I'd urge you to put at least a rain barrel in between your gutter and your soaking systems. When it's raining, you don't need to add more water at the exact same time - you probably need it a couple of days later. I'd be concerned about erosion or damage to young plants with a simultaneous double watering. So I'd recommend blocking gutter runoff from the garden into storage, when it's full redirecting it *away* from the garden, and releasing it to the garden on dry days.
If my assumption is wrong, then you could just unblock the connection. A rain barrel runs about $100 (some cities will provide subsidies, at least in the US) which is annoying if unneeded but probably small on the scale of a "water soaking system".
Tyler Ludens wrote:I believe that is called "open shade."
Mike Jay wrote:I think it depends on a few things...
- How tall are the fruit trees when you plant them (can they get sun if they can see over the fence)?
- How far from the fence would you plant them?
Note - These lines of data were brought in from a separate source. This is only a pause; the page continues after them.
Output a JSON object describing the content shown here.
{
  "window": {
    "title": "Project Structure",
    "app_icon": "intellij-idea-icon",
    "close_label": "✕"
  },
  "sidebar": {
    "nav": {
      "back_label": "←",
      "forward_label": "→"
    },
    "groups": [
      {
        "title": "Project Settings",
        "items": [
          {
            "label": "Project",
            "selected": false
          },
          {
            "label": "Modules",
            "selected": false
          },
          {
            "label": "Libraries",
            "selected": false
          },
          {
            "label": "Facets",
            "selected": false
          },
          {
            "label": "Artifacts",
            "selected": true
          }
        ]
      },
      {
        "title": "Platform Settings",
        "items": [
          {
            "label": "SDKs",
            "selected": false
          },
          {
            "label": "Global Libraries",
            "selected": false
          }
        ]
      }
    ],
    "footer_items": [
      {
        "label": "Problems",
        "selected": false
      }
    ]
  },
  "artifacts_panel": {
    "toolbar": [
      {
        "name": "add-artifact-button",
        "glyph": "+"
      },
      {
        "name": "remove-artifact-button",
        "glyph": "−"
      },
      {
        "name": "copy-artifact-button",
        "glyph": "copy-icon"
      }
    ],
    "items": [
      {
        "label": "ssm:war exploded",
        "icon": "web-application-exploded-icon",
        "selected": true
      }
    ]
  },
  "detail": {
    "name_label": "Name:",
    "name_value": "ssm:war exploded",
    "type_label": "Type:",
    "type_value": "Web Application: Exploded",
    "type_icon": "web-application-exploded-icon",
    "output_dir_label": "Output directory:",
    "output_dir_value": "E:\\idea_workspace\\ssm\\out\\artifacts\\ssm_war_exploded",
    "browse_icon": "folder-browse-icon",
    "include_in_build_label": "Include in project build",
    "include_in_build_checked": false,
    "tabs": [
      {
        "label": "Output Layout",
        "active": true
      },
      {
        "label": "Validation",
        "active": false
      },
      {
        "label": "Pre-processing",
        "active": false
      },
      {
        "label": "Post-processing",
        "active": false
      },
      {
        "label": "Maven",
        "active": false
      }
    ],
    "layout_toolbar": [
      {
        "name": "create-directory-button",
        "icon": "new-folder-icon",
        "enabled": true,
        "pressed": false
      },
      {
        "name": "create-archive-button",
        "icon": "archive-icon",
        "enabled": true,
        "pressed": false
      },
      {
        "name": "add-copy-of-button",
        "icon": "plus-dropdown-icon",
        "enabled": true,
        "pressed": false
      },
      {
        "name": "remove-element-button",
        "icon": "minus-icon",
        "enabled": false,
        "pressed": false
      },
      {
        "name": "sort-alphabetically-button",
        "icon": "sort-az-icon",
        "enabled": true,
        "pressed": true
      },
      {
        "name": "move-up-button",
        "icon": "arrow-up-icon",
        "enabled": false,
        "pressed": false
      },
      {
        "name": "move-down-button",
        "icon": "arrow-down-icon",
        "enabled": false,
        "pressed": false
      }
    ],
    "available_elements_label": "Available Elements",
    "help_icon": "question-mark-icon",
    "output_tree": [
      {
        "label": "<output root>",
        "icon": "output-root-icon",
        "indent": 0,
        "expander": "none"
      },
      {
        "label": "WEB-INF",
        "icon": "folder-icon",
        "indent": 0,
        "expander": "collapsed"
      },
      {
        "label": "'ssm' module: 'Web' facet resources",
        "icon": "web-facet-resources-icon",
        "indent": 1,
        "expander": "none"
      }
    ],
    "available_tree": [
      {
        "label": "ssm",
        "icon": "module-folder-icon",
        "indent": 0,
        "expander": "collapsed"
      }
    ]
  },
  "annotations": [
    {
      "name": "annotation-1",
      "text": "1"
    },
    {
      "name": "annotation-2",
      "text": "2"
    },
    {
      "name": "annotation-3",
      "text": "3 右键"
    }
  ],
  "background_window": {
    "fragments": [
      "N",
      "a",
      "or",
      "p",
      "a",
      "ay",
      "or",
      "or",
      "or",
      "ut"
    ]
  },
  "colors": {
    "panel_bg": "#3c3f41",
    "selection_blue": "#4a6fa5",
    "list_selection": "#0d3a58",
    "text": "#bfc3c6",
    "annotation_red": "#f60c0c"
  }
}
Right on the N side of the fence will be in the shade most of the time but 2 feet away should be more sunny.
- How is the morning and evening sun? In the middle of the summer (Northern Hemisphere) the sun rises in the NE and sets in the NW so you may get some direct sun early and late.
My guess is that if you plant 4' high trees 1' away from the fence, they will get partial sun. Once they get a foot or two taller they'd have nearly full sun unless you have other trees/buildings providing shade. If you espalier them tight to the fence and keep them shorter than the fence, they'd be in full to part shade all the time.